The Impact of the New Sentencing Guidelines after 18 Months

The Impact of the New Sentencing Guidelines after 18 Months

27th July 2017

It’s nearly 18 months since the new sentencing guidelines came into force and at last week’s Safety and Health Expo in London, three industry experts detailed the impact these guidelines have had over the past year  with some advice on what we should expect in the future. 

Since the int4roduction of the new guidelines, the level of fines for breaches of health and safety legislation has increased by 102% (this is based on data collected until the beginning of 2017) and it’s predicted that this will increase in the future.  The largest fine handed out was £5 million (to Merlin Entertainments following the crash on the Smiler ride at Alton Towers) and 23 companies have been fined more than £1 million.  A massive 95% of cases have resulted in a conviction and cases against company directors have seen a significant increase, with custodial sentences rising.

However, it’s been discovered that although fines have been consistently higher, courts have been inconsistent and there has been a different tranche of sentences being handed out.  This seems to be because the guidelines are still subject to interpretation which leads to inconsistency.  When it comes to cases against individuals, 189 have received an immediate of suspended custodial sentence since the Health and Safety at Work Act 1974 came into force, in addition to 54 for the common law offence of manslaughter.  Of the 189 individuals, only a dozen of these have been sentenced since the introduction of the new sentencing guidelines, seven of whom had the sentences imposed immediately.  The impact this is having on individuals who are charged with breaches of health and safety laws is a trend that’s likely to continue.

In recent months there has been an increase in applications for directors’ disqualifications following successful convictions for Section 37 which clearly shows that the guidelines are being used to impose harsher sentences on individuals and following up with a five year disqualification.  The guidelines have resulted in judges automatically looking at custodial sentences despite the opinion that the government doesn’t want to be sending people to prison at present.  However, the guidelines mean that there is no real alternative to this other than suspending the sentences, which has happened in several instances.  This still means that the offender has a personal criminal conviction which may have a negative effect in the future in terms of travelling abroad, getting work, etc.

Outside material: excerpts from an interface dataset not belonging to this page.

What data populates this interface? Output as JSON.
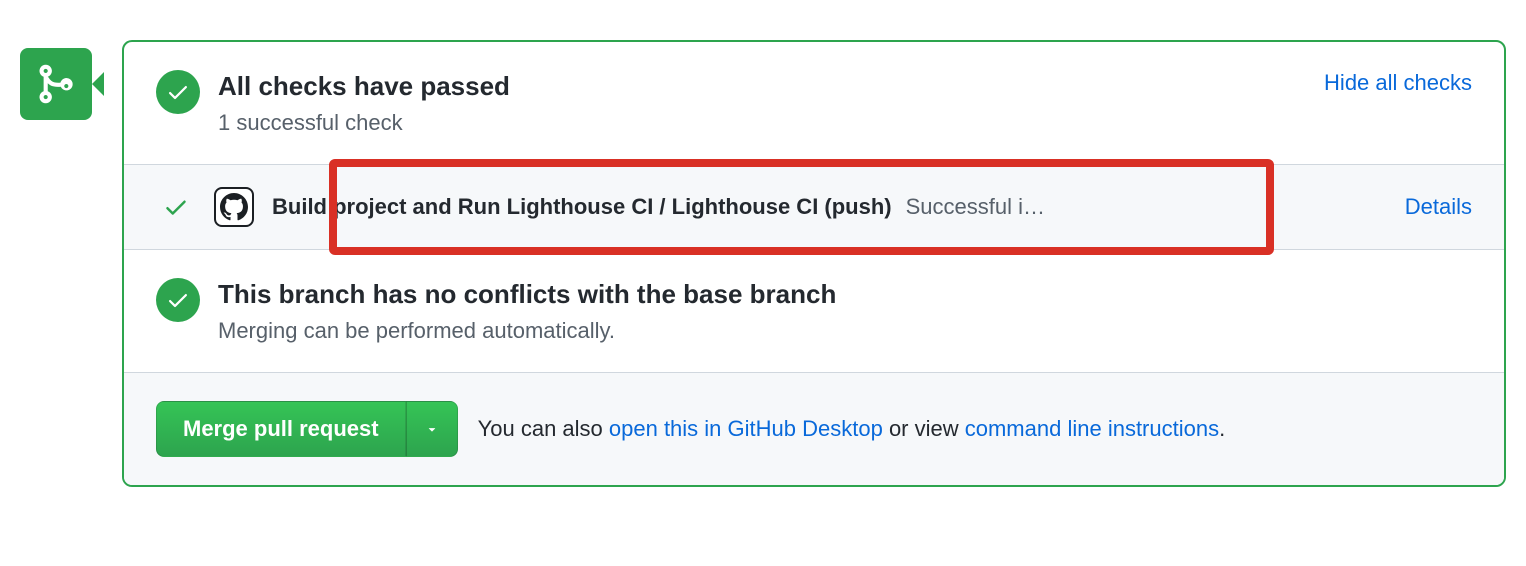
{
  "checks_summary": {
    "title": "All checks have passed",
    "subtitle": "1 successful check",
    "toggle_label": "Hide all checks"
  },
  "check_item": {
    "name": "Build project and Run Lighthouse CI / Lighthouse CI (push)",
    "status": "Successful i…",
    "details_label": "Details"
  },
  "conflicts": {
    "title": "This branch has no conflicts with the base branch",
    "subtitle": "Merging can be performed automatically."
  },
  "merge": {
    "button_label": "Merge pull request",
    "text_prefix": "You can also ",
    "link_desktop": "open this in GitHub Desktop",
    "text_middle": " or view ",
    "link_cli": "command line instructions",
    "text_suffix": "."
  }
}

From a legal point of view, the new sentencing guidelines have had an impact when it comes to an early guilty plea.  Lawyers are more inclined to advise clients to plead not guilty and fight the case.  Based on the current guidelines there is no real benefit to an early guilty plea.  It used to be the case than an early guilty plea would lead to a third off any sentence whereas this is now at the discretion of the court and the reduction is no longer more than 20%, depending on the conduct of the parties during the investigation process.  Early communication with the Health and Safety Executive is vital nowadays, especially when trying to convince the HSE not to go for a high level of culpability.